Story highlights

  • President Barack Obama pointed to his immigration executive order as he sought to quiet protesters in Chicago
  • Obama's immigration speeches have repeatedly been interrupted in recent months by hecklers who want bolder action
  • Obama told the three female hecklers: "I just took an action to change the law"
President Barack Obama told three people who repeatedly interrupted his latest speech on immigration to stop their yelling because he "just took an action to change the law."
Obama was in Chicago on Tuesday night to tout an executive order halting deportations for the undocumented parents of children born in the United States.

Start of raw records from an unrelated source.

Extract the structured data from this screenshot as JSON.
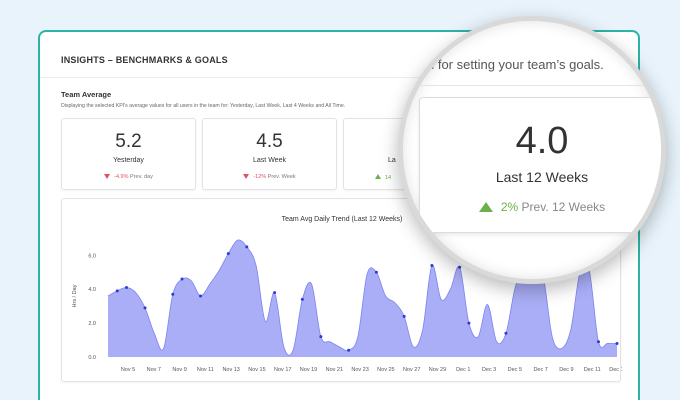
{
  "panel": {
    "title": "INSIGHTS – BENCHMARKS & GOALS",
    "subtitle": "d for setting your team’s goals."
  },
  "section": {
    "title": "Team Average",
    "description": "Displaying the selected KPI's average values for all users in the team for: Yesterday, Last Week, Last 4 Weeks and All Time."
  },
  "kpis": [
    {
      "value": "5.2",
      "label": "Yesterday",
      "change_pct": "-4.9%",
      "change_text": " Prev. day",
      "direction": "down"
    },
    {
      "value": "4.5",
      "label": "Last Week",
      "change_pct": "-12%",
      "change_text": " Prev. Week",
      "direction": "down"
    },
    {
      "value": "",
      "label": "La",
      "change_pct": "14",
      "change_text": "",
      "direction": "up"
    }
  ],
  "magnified": {
    "subtitle": "d for setting your team’s goals.",
    "value": "4.0",
    "label": "Last 12 Weeks",
    "change_pct": "2%",
    "change_text": " Prev. 12 Weeks",
    "direction": "up"
  },
  "colors": {
    "accent": "#2cb3a6",
    "area_fill": "#a9aef6",
    "area_stroke": "#7d84ee",
    "point": "#2d3bd6",
    "down": "#e05260",
    "up": "#6ab04c"
  },
  "chart_data": {
    "type": "area",
    "title": "Team Avg Daily Trend (Last 12 Weeks)",
    "ylabel": "Hrs / Day",
    "ylim": [
      0,
      7.2
    ],
    "yticks": [
      "0.0",
      "2.0",
      "4.0",
      "6.0"
    ],
    "xtick_labels": [
      "Nov 5",
      "Nov 7",
      "Nov 9",
      "Nov 11",
      "Nov 13",
      "Nov 15",
      "Nov 17",
      "Nov 19",
      "Nov 21",
      "Nov 23",
      "Nov 25",
      "Nov 27",
      "Nov 29",
      "Dec 1",
      "Dec 3",
      "Dec 5",
      "Dec 7",
      "Dec 9",
      "Dec 11",
      "Dec 13"
    ],
    "values": [
      3.6,
      3.9,
      4.1,
      3.8,
      2.9,
      1.4,
      0.5,
      3.7,
      4.6,
      4.5,
      3.6,
      4.3,
      5.1,
      6.1,
      6.9,
      6.5,
      5.4,
      2.1,
      3.8,
      0.6,
      0.4,
      3.4,
      4.3,
      1.2,
      0.9,
      0.6,
      0.4,
      1.2,
      4.9,
      5.0,
      3.6,
      3.2,
      2.4,
      0.6,
      1.6,
      5.4,
      3.4,
      4.0,
      5.3,
      2.0,
      1.2,
      3.1,
      0.9,
      1.4,
      4.1,
      5.2,
      5.0,
      4.8,
      1.2,
      0.5,
      1.6,
      5.0,
      5.1,
      0.9,
      0.8,
      0.8
    ],
    "marked_points": [
      1,
      2,
      4,
      7,
      8,
      10,
      13,
      15,
      18,
      21,
      23,
      26,
      29,
      32,
      35,
      38,
      39,
      43,
      53,
      55
    ],
    "grid": false,
    "legend": "none"
  }
}
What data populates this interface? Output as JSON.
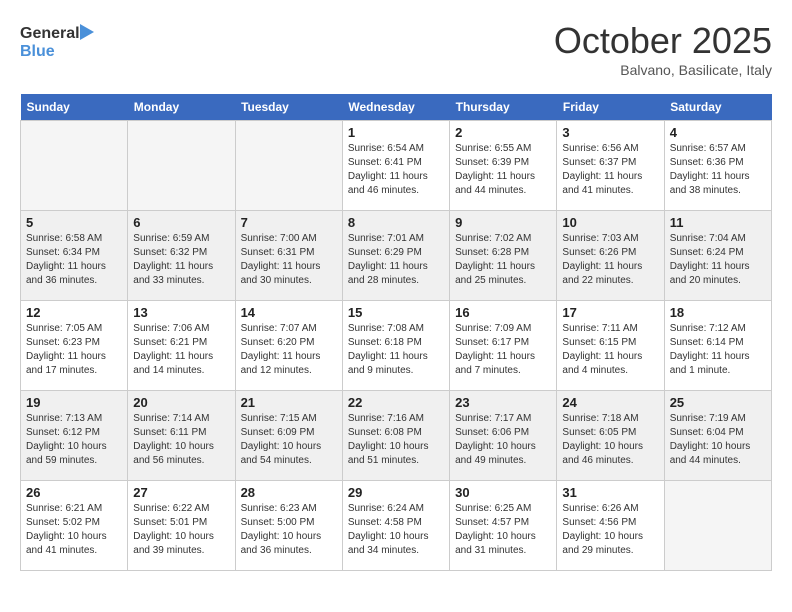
{
  "header": {
    "logo_line1": "General",
    "logo_line2": "Blue",
    "month": "October 2025",
    "location": "Balvano, Basilicate, Italy"
  },
  "days_of_week": [
    "Sunday",
    "Monday",
    "Tuesday",
    "Wednesday",
    "Thursday",
    "Friday",
    "Saturday"
  ],
  "weeks": [
    [
      {
        "day": "",
        "info": ""
      },
      {
        "day": "",
        "info": ""
      },
      {
        "day": "",
        "info": ""
      },
      {
        "day": "1",
        "info": "Sunrise: 6:54 AM\nSunset: 6:41 PM\nDaylight: 11 hours and 46 minutes."
      },
      {
        "day": "2",
        "info": "Sunrise: 6:55 AM\nSunset: 6:39 PM\nDaylight: 11 hours and 44 minutes."
      },
      {
        "day": "3",
        "info": "Sunrise: 6:56 AM\nSunset: 6:37 PM\nDaylight: 11 hours and 41 minutes."
      },
      {
        "day": "4",
        "info": "Sunrise: 6:57 AM\nSunset: 6:36 PM\nDaylight: 11 hours and 38 minutes."
      }
    ],
    [
      {
        "day": "5",
        "info": "Sunrise: 6:58 AM\nSunset: 6:34 PM\nDaylight: 11 hours and 36 minutes."
      },
      {
        "day": "6",
        "info": "Sunrise: 6:59 AM\nSunset: 6:32 PM\nDaylight: 11 hours and 33 minutes."
      },
      {
        "day": "7",
        "info": "Sunrise: 7:00 AM\nSunset: 6:31 PM\nDaylight: 11 hours and 30 minutes."
      },
      {
        "day": "8",
        "info": "Sunrise: 7:01 AM\nSunset: 6:29 PM\nDaylight: 11 hours and 28 minutes."
      },
      {
        "day": "9",
        "info": "Sunrise: 7:02 AM\nSunset: 6:28 PM\nDaylight: 11 hours and 25 minutes."
      },
      {
        "day": "10",
        "info": "Sunrise: 7:03 AM\nSunset: 6:26 PM\nDaylight: 11 hours and 22 minutes."
      },
      {
        "day": "11",
        "info": "Sunrise: 7:04 AM\nSunset: 6:24 PM\nDaylight: 11 hours and 20 minutes."
      }
    ],
    [
      {
        "day": "12",
        "info": "Sunrise: 7:05 AM\nSunset: 6:23 PM\nDaylight: 11 hours and 17 minutes."
      },
      {
        "day": "13",
        "info": "Sunrise: 7:06 AM\nSunset: 6:21 PM\nDaylight: 11 hours and 14 minutes."
      },
      {
        "day": "14",
        "info": "Sunrise: 7:07 AM\nSunset: 6:20 PM\nDaylight: 11 hours and 12 minutes."
      },
      {
        "day": "15",
        "info": "Sunrise: 7:08 AM\nSunset: 6:18 PM\nDaylight: 11 hours and 9 minutes."
      },
      {
        "day": "16",
        "info": "Sunrise: 7:09 AM\nSunset: 6:17 PM\nDaylight: 11 hours and 7 minutes."
      },
      {
        "day": "17",
        "info": "Sunrise: 7:11 AM\nSunset: 6:15 PM\nDaylight: 11 hours and 4 minutes."
      },
      {
        "day": "18",
        "info": "Sunrise: 7:12 AM\nSunset: 6:14 PM\nDaylight: 11 hours and 1 minute."
      }
    ],
    [
      {
        "day": "19",
        "info": "Sunrise: 7:13 AM\nSunset: 6:12 PM\nDaylight: 10 hours and 59 minutes."
      },
      {
        "day": "20",
        "info": "Sunrise: 7:14 AM\nSunset: 6:11 PM\nDaylight: 10 hours and 56 minutes."
      },
      {
        "day": "21",
        "info": "Sunrise: 7:15 AM\nSunset: 6:09 PM\nDaylight: 10 hours and 54 minutes."
      },
      {
        "day": "22",
        "info": "Sunrise: 7:16 AM\nSunset: 6:08 PM\nDaylight: 10 hours and 51 minutes."
      },
      {
        "day": "23",
        "info": "Sunrise: 7:17 AM\nSunset: 6:06 PM\nDaylight: 10 hours and 49 minutes."
      },
      {
        "day": "24",
        "info": "Sunrise: 7:18 AM\nSunset: 6:05 PM\nDaylight: 10 hours and 46 minutes."
      },
      {
        "day": "25",
        "info": "Sunrise: 7:19 AM\nSunset: 6:04 PM\nDaylight: 10 hours and 44 minutes."
      }
    ],
    [
      {
        "day": "26",
        "info": "Sunrise: 6:21 AM\nSunset: 5:02 PM\nDaylight: 10 hours and 41 minutes."
      },
      {
        "day": "27",
        "info": "Sunrise: 6:22 AM\nSunset: 5:01 PM\nDaylight: 10 hours and 39 minutes."
      },
      {
        "day": "28",
        "info": "Sunrise: 6:23 AM\nSunset: 5:00 PM\nDaylight: 10 hours and 36 minutes."
      },
      {
        "day": "29",
        "info": "Sunrise: 6:24 AM\nSunset: 4:58 PM\nDaylight: 10 hours and 34 minutes."
      },
      {
        "day": "30",
        "info": "Sunrise: 6:25 AM\nSunset: 4:57 PM\nDaylight: 10 hours and 31 minutes."
      },
      {
        "day": "31",
        "info": "Sunrise: 6:26 AM\nSunset: 4:56 PM\nDaylight: 10 hours and 29 minutes."
      },
      {
        "day": "",
        "info": ""
      }
    ]
  ]
}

But -- as has been the pattern in recent months -- he couldn't get through the speech without being heckled by protesters who want bolder action.
About 20 minutes into the speech, three women -- one standing four rows behind Obama, holding a sign reading "Stop Deportations Now," and the other two in the crowd -- shouted a series of complaints.
One called Obama's claim that his immigration policies are focused on deporting felons, not families, "a lie." Another said it's "not just Republicans" who have called undocumented immigrants felons.
Obama told the protesters it "doesn't make sense to yell at me right now," given his immigration action last week.
"What you're not paying attention to is, I just took an action to change the law," he said as the crowd applauded.
The interruptions continued, with Obama saying at one point that he's "not going to be able to have a conversation with each of you separately" and later that they should "just sit down."
"Nobody's removing you. I've heard you. But you've got to listen to me, too," he said.
Obama's claim that he "took an action to change the law," though, could fuel more complaints from congressional Republicans and governors in states like Texas who have accused the President of overstepping his constitutional bounds.
Texas Governor-elect Greg Abbott is readying a legal challenge to Obama's executive order, while GOP lawmakers consider using spending bills this December to cut funding for the agencies that would implement Obama's order.
Obama has shot back that House Republicans who object to his action should pass an immigration reform bill; he's endorsed one approved by the Senate in 2013.